■ What is needed: Nothing but an exact copy of the data should be given.
[Data supplied]
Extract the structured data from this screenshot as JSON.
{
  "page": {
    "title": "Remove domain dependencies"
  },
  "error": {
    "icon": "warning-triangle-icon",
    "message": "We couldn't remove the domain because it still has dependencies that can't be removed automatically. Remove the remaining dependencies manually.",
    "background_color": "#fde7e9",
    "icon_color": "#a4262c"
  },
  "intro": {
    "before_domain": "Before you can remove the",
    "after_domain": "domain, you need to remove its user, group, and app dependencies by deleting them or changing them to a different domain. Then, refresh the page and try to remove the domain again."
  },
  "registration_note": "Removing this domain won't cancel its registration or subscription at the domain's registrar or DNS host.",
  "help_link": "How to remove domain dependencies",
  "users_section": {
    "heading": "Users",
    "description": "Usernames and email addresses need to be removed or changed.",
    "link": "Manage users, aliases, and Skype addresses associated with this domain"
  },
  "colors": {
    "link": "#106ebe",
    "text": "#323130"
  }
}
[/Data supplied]
■ Answer section:
Extract the structured data from this screenshot as JSON.
{
  "page": {
    "title": "Remove domain dependencies"
  },
  "error": {
    "icon": "warning-triangle-icon",
    "message": "We couldn't remove the domain because it still has dependencies that can't be removed automatically. Remove the remaining dependencies manually.",
    "background_color": "#fde7e9",
    "icon_color": "#a4262c"
  },
  "intro": {
    "before_domain": "Before you can remove the",
    "after_domain": "domain, you need to remove its user, group, and app dependencies by deleting them or changing them to a different domain. Then, refresh the page and try to remove the domain again."
  },
  "registration_note": "Removing this domain won't cancel its registration or subscription at the domain's registrar or DNS host.",
  "help_link": "How to remove domain dependencies",
  "users_section": {
    "heading": "Users",
    "description": "Usernames and email addresses need to be removed or changed.",
    "link": "Manage users, aliases, and Skype addresses associated with this domain"
  },
  "colors": {
    "link": "#106ebe",
    "text": "#323130"
  }
}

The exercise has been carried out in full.